I'm trying to show that $$\int_0^{\infty} \frac{\log x}{(x + a)^2 + b^2} \operatorname d\!x = \frac{1}{b}\arctan \sqrt{a^2 + b^2}.$$ However, I am a bit confused applying the key hole "method." I consider $$f(z) = \frac{\log^2(z)}{(z+a)^2+b^2}$$ and can see that there are poles at $$z_{1,2} = -a + bi, -a-bi.$$ Then, I'm not sure what to do from there. I know that the integral on the outer circle vanishes as $$R\to \infty$$ and the integral of the inner circle also goes to zero as $$\epsilon \to 0.$$ I'm not sure what my integrands are for the contours $$C_1$$ going from $$R$$ to $$\epsilon$$ and $$C_2$$ going from $$\epsilon$$ to $$R.$$ I also don't know how to compute their residues.
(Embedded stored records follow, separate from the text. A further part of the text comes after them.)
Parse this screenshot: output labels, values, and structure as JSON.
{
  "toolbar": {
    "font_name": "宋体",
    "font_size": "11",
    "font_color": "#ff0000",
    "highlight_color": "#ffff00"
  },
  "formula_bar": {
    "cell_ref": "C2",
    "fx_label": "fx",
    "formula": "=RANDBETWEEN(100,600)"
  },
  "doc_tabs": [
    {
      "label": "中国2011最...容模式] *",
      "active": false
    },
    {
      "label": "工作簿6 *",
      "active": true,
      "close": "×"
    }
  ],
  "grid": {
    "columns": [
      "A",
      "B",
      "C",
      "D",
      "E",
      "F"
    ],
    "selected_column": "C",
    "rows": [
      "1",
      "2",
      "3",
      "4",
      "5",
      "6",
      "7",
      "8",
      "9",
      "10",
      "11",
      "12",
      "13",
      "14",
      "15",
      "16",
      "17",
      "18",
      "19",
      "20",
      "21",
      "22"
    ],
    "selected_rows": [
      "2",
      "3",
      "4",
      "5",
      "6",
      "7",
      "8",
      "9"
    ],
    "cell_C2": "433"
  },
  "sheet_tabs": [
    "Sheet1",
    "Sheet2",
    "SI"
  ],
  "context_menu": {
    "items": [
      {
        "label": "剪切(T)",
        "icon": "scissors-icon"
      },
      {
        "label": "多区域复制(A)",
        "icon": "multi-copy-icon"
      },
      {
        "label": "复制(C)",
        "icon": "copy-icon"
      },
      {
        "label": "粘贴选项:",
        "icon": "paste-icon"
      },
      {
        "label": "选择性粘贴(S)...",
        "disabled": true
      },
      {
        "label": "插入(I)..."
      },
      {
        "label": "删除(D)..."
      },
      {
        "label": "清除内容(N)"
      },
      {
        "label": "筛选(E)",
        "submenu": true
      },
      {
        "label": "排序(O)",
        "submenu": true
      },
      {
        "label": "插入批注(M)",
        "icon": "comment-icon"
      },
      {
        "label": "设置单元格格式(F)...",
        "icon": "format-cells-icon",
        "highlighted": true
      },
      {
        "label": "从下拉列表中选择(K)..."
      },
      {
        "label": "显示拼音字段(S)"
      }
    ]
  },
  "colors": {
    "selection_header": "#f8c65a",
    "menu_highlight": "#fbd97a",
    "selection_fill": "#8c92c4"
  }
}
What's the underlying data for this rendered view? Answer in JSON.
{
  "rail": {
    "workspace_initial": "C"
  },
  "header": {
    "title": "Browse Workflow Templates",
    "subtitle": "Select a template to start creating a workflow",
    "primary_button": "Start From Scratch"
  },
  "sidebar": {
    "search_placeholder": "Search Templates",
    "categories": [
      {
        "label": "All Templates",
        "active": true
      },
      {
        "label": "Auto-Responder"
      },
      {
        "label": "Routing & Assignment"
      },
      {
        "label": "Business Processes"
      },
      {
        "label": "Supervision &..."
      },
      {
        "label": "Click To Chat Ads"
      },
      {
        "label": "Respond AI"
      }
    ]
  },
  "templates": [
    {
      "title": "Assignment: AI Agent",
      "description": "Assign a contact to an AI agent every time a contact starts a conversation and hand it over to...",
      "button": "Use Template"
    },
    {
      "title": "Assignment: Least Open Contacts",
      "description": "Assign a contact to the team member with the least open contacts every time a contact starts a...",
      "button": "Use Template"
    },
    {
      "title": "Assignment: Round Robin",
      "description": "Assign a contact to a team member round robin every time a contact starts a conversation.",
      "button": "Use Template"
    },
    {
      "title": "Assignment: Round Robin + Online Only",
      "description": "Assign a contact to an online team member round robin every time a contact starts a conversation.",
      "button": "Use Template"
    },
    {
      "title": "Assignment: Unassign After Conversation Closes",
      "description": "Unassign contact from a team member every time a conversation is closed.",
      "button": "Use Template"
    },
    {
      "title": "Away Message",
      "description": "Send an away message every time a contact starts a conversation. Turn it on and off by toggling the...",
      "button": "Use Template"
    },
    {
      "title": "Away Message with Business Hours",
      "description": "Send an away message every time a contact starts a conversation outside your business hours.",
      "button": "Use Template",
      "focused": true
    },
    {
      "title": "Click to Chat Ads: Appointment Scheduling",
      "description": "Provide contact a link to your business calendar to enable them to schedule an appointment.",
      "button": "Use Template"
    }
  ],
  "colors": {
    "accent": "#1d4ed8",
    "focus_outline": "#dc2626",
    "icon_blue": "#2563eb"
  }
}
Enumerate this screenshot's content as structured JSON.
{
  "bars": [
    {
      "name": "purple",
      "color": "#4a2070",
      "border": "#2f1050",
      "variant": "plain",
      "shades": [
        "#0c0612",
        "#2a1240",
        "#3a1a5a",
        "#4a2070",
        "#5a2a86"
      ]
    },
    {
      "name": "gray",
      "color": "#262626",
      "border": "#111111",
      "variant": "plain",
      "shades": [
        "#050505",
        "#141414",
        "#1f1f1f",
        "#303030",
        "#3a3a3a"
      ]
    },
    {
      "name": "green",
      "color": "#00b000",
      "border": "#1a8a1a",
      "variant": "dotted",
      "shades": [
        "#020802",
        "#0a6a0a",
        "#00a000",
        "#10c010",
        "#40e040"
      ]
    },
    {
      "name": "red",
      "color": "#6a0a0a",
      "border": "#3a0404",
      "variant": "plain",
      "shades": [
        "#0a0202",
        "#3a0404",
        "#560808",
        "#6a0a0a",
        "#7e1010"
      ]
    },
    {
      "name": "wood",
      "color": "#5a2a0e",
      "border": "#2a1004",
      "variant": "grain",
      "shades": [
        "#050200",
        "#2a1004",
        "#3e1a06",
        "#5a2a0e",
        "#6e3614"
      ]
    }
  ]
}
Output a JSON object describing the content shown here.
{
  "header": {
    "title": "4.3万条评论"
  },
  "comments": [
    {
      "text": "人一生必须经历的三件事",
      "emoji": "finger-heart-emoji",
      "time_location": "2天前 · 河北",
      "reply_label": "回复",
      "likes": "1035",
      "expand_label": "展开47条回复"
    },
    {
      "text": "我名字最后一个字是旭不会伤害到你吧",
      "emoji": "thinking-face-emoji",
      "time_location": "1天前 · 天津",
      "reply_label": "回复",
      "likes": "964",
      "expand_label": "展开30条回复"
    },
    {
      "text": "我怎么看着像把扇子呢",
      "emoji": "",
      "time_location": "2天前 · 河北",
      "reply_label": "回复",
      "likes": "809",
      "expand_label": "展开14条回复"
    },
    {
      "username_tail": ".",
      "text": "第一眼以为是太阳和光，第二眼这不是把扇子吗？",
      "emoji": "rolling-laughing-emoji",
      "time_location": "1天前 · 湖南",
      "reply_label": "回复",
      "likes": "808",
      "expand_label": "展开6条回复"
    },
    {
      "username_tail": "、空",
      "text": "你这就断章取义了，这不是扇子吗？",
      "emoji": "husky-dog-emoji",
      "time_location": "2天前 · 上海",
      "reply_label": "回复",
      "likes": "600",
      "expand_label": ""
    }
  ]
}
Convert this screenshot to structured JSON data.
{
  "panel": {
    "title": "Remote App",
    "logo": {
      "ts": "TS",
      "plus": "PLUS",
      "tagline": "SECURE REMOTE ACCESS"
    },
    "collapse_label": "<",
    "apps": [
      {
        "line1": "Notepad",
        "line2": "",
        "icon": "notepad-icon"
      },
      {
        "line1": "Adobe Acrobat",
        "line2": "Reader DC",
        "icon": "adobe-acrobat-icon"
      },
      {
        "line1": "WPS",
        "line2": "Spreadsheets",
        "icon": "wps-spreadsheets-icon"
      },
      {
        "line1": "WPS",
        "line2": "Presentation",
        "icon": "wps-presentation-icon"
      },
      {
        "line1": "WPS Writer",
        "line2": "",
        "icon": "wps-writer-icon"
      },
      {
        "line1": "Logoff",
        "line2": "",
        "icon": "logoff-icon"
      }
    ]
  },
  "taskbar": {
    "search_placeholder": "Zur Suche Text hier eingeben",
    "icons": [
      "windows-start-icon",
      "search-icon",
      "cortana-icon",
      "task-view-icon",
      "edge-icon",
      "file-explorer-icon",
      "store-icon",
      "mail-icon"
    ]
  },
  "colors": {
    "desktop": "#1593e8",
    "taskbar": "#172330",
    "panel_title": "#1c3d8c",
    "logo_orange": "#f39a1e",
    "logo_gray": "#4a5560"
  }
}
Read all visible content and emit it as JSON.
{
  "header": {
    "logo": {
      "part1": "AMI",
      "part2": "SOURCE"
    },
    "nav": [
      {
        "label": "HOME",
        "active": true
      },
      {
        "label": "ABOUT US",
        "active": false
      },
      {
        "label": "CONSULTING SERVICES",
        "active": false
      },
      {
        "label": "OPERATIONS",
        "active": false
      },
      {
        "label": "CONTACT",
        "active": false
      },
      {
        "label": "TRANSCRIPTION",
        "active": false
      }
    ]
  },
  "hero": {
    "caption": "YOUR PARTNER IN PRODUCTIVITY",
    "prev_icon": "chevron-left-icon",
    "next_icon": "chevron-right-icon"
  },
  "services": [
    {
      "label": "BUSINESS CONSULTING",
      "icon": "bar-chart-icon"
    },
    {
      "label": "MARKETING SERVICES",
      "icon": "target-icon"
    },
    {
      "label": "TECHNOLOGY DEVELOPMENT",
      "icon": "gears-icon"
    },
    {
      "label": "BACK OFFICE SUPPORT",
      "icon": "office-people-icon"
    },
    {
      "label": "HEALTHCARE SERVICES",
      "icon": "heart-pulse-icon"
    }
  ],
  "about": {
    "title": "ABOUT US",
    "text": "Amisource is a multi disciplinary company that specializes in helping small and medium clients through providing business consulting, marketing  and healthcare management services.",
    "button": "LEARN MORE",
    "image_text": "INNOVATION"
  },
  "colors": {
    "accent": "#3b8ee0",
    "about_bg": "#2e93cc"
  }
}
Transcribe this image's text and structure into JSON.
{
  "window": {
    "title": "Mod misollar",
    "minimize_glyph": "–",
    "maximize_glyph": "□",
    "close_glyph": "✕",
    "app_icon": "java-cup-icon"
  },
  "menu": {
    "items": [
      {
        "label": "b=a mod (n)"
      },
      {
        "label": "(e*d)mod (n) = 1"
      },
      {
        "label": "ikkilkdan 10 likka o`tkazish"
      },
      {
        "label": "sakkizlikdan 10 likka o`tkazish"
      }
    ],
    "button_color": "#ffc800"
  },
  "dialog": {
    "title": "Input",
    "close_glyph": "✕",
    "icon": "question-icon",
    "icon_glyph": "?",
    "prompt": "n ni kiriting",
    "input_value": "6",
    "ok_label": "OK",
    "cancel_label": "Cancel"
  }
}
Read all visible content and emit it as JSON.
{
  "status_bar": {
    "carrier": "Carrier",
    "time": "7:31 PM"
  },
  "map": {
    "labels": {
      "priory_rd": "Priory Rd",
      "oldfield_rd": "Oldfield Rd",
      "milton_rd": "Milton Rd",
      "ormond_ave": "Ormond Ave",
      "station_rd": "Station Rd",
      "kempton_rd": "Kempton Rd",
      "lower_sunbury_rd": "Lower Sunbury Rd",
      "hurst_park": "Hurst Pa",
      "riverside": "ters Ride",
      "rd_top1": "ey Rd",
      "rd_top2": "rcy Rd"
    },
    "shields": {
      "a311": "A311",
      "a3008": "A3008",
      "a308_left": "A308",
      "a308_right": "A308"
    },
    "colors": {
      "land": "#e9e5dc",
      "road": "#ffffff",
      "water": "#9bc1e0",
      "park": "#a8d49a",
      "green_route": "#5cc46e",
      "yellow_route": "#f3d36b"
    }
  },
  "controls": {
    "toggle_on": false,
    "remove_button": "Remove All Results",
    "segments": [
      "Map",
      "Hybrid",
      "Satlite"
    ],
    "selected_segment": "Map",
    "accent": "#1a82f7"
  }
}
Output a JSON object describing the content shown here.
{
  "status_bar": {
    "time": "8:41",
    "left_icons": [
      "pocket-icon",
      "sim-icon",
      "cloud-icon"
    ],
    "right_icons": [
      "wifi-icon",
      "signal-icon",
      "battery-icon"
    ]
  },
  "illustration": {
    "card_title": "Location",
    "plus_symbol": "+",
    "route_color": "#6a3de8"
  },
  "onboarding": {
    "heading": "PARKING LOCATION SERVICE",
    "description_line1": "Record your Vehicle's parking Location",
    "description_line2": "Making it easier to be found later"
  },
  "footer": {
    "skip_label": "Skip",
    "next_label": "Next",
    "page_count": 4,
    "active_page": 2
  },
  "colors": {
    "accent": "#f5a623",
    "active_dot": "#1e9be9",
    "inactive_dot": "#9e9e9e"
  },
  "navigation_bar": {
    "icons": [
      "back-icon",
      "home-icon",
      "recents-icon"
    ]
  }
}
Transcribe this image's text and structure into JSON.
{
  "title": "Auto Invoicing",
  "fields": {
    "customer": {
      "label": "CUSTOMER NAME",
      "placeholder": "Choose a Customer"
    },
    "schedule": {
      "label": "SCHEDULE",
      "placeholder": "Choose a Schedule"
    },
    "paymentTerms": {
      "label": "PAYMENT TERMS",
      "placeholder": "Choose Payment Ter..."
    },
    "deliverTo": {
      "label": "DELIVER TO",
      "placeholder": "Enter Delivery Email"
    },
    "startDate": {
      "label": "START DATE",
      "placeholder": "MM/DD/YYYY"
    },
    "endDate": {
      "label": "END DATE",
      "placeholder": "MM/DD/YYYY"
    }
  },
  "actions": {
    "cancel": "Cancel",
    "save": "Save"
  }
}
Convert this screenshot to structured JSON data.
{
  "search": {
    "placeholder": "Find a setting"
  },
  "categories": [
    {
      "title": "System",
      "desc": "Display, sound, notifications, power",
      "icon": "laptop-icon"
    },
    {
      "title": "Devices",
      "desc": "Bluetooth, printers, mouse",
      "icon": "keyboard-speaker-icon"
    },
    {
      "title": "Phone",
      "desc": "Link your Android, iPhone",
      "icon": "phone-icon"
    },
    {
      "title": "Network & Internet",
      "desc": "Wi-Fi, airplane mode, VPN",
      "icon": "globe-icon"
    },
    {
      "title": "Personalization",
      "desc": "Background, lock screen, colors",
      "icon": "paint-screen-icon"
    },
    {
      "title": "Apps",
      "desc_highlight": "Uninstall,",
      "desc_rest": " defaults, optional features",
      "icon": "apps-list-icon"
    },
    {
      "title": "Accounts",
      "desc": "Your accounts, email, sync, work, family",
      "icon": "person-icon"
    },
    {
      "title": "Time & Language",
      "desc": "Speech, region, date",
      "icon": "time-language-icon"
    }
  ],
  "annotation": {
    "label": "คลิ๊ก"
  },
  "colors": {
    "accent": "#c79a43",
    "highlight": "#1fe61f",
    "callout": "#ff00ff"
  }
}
• 1) Your integral is incorrect, should be $\frac1b\arctan\left(\frac{b}{a}\right) \log\sqrt{a^2+b^2}$. 2) The residue for $$\frac{(\log x)^2}{(x+a)^2 + b^2} = \frac{(\log x)^2}{(x + a - ib)(x + a + ib)}$$ at $x = -a + ib$ is $$\frac{\log(-a + ib)^2}{(-a + ib) + a + ib} = \frac{1}{2ib}\log(-a+ib)^2$$ If a memomorphic function $f(x)$ has a simple pole at $\alpha$ and $f(x) = \frac{g(x)}{x-\alpha}$ for $x$ near $\alpha$, the residue of $f(x)$ at $x = \alpha$ equals to $g(\alpha)$ – achille hui May 3 at 17:19

without complex analysis$$I = \int^{\infty}_{0}\frac{\ln x}{(x+a)^2+b^2}dx$$

set $$\displaystyle x = \frac{a^2+b^2}{y}$$ and $$\displaystyle dx=-\frac{a^2+b^2}{y^2}dy$$

$$I = \int^{\infty}_{0}\frac{\ln(a^2+b^2)-\ln(y)}{(y+a)^2+b^2}dy$$

$$I = \ln(a^2+b^2)\int^{\infty}_{0}\frac{1}{(y+a)^2+b^2}dy-I$$

$$2I=\frac{\ln(a^2+b^2)}{b}\arctan\bigg(\frac{y+a}{b}\bigg)\bigg|^{\infty}_{0}$$

$$I=\frac{\ln(a^2+b^2)}{2b}\bigg[\frac{\pi}{2}-\arctan\bigg(\frac{a}{b}\bigg)\bigg]$$

$$I=\frac{\ln(a^2+b^2)}{2b}\cot^{-1}\bigg(\frac{a}{b}\bigg)=\frac{1}{b}\arctan\bigg(\frac{b}{a}\bigg)\ln\sqrt{a^2+b^2}$$

For $$a,b>0$$